The failure of these disciples, the men personally and specially chosen by Jesus to be His closest companions and the foundation of His Church, is paralleled in our own day by our own failures as disciples. We, too, often desert Jesus, in the sense that we exclude Him from our lives. We, too, ignore His suffering in the sense that we do not recognise Him in the faces of those who suffer neglect, or abuse, or rejection. We, too, like Peter, might say that we will always be faithful, that we will never deny or abandon Him, that we will even give our lives for Him, only then to abandon Him when it all becomes too hard. But, just as it was for Peter, and for the other disciples, so it is and will always be for us. We may fail Jesus, but He will never fail us. We may walk away from Him, but He will never turn His back on us. He will be ready with open arms to welcome us, as the loving father was ready to welcome his prodigal son. He will lift us when we are sinking, just as He lifted Peter from the stormy waves and brought him to safety. He will come to meet us in our despair and discouragement, just as He met the two disciples who were escaping from Jerusalem to Emmaus after the crucifixion, convinced that Jesus had failed them and that all their hopes and dreams had been destroyed.

We might sum it up by saying that Jesus will always be present to us, even when we seek to be absent from Him. That burning desire of Jesus to be present to us, and with us, and within us, is crystallised in the gift of the Eucharist, instituted on this night, the last night of His life on earth before His suffering and death. 
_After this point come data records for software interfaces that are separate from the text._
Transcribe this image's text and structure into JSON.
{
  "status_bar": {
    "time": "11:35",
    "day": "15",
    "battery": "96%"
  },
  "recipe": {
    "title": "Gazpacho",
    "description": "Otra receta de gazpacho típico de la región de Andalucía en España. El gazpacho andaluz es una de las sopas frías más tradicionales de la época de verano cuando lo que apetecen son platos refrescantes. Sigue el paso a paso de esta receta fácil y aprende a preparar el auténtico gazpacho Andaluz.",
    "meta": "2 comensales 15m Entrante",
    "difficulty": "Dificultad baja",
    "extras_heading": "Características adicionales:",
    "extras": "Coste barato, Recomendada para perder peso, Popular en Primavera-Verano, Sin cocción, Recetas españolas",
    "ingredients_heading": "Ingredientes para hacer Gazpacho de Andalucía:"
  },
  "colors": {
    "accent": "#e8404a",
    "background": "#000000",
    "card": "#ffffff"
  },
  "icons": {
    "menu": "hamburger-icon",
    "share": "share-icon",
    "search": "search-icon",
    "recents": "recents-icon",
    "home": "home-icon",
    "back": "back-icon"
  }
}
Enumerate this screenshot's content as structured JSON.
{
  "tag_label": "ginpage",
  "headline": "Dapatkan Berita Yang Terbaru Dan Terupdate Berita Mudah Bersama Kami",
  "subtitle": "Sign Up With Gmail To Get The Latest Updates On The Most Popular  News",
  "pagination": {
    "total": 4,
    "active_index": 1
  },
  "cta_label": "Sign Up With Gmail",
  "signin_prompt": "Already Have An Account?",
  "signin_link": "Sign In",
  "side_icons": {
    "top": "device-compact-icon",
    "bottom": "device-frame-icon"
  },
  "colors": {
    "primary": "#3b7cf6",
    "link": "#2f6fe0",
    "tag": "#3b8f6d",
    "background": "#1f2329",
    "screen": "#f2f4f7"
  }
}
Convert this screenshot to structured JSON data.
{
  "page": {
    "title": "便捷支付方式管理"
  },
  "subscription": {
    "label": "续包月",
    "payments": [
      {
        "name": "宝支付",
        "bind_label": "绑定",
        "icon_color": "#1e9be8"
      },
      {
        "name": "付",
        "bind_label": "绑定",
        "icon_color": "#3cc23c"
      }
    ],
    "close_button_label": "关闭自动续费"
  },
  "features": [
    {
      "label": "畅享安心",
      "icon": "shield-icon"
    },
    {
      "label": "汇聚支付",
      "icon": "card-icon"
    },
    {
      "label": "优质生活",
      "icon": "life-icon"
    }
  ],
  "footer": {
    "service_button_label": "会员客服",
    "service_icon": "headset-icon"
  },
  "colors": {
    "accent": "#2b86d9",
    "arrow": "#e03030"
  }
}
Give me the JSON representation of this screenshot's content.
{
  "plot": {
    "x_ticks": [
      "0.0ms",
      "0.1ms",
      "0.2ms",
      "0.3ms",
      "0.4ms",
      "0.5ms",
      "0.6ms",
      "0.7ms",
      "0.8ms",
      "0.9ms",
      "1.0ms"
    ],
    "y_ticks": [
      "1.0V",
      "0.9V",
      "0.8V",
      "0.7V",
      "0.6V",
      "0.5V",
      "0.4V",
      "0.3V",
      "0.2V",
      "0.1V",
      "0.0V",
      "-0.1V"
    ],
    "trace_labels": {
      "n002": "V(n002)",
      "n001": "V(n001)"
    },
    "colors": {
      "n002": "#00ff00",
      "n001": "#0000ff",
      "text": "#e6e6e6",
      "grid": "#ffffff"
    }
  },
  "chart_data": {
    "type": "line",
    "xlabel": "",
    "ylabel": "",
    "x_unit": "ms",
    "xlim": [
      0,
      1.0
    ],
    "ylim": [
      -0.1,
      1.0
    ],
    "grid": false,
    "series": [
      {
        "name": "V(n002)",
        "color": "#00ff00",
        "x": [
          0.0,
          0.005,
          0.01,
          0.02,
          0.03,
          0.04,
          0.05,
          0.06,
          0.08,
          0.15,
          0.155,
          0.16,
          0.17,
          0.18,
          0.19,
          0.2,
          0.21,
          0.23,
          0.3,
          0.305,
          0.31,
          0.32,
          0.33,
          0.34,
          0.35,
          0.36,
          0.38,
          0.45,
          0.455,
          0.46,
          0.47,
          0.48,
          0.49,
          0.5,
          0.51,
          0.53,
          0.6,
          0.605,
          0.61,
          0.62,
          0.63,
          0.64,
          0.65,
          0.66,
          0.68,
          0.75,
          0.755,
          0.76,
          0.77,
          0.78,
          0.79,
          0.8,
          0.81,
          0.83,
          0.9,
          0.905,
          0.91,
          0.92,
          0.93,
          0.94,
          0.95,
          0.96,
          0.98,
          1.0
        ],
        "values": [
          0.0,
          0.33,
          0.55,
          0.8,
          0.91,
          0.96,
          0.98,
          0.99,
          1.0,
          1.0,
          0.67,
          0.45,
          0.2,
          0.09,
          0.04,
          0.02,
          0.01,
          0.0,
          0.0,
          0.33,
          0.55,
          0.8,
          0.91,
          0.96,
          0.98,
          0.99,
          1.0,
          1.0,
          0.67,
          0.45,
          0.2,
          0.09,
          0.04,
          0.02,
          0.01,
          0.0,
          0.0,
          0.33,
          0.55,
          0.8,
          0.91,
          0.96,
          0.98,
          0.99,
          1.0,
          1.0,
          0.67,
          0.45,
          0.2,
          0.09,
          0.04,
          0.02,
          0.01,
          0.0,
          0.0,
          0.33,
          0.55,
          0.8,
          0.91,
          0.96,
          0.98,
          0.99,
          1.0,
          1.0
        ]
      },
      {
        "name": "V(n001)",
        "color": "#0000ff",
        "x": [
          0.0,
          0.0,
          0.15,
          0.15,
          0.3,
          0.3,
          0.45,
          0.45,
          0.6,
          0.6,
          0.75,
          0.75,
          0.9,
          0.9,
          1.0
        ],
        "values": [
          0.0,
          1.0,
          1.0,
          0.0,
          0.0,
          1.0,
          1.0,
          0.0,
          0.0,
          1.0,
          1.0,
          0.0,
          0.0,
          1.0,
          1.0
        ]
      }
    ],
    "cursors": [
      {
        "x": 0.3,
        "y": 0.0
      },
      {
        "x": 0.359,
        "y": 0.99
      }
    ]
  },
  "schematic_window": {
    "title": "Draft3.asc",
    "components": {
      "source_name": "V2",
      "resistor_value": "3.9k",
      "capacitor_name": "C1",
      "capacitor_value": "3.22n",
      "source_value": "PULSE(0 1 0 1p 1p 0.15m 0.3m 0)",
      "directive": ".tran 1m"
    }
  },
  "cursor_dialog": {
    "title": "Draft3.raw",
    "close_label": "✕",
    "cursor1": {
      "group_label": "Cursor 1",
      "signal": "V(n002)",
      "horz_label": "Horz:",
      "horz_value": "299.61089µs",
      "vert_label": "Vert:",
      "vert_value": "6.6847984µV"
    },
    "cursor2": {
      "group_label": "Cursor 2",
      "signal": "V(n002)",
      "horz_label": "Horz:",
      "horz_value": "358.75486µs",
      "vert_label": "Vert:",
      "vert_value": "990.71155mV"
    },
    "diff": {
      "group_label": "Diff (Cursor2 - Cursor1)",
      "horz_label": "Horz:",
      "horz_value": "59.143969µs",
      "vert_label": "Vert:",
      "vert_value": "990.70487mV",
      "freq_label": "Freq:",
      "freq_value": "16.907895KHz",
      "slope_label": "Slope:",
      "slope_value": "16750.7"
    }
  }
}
By giving Himself to us in the Eucharist, under the appearances of bread and wine, He reveals His deep passion to be one with us in a profound relationship of life and love. “Make your home in me,” He says, “as I make my home in you”. Let us become so completely one that I can truly be your Way, and your Truth and your Life. Tonight, when the priest or minister holds the consecrated host before you and says, “The Body of Christ”, and when, as the chalice is held out to you, you hear the words, “The Blood of Christ”, let your “Amen” be an act of deep faith in His Eucharistic presence, a sincere sign of your determination to truly be His disciple, and a gesture of deep gratitude for the love which leads Him to give Himself to us, on the Cross, in the Eucharist, and in the daily journey of our lives.